Website and app data records:
►

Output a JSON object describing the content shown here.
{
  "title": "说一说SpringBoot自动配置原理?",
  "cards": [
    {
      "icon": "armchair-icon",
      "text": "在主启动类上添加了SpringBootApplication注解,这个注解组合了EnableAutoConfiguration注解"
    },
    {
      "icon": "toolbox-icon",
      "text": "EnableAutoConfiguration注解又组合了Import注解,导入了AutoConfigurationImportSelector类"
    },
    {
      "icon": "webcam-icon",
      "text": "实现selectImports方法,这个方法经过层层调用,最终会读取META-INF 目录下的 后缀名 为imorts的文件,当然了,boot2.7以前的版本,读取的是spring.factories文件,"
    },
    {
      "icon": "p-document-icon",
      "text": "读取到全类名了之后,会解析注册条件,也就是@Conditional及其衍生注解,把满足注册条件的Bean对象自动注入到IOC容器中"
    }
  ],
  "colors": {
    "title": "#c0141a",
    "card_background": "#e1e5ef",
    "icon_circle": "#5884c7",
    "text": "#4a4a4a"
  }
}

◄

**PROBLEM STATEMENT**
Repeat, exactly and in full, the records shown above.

**OUTPUT OF THE EXERCISE**
Output a JSON object describing the content shown here.
{
  "title": "说一说SpringBoot自动配置原理?",
  "cards": [
    {
      "icon": "armchair-icon",
      "text": "在主启动类上添加了SpringBootApplication注解,这个注解组合了EnableAutoConfiguration注解"
    },
    {
      "icon": "toolbox-icon",
      "text": "EnableAutoConfiguration注解又组合了Import注解,导入了AutoConfigurationImportSelector类"
    },
    {
      "icon": "webcam-icon",
      "text": "实现selectImports方法,这个方法经过层层调用,最终会读取META-INF 目录下的 后缀名 为imorts的文件,当然了,boot2.7以前的版本,读取的是spring.factories文件,"
    },
    {
      "icon": "p-document-icon",
      "text": "读取到全类名了之后,会解析注册条件,也就是@Conditional及其衍生注解,把满足注册条件的Bean对象自动注入到IOC容器中"
    }
  ],
  "colors": {
    "title": "#c0141a",
    "card_background": "#e1e5ef",
    "icon_circle": "#5884c7",
    "text": "#4a4a4a"
  }
}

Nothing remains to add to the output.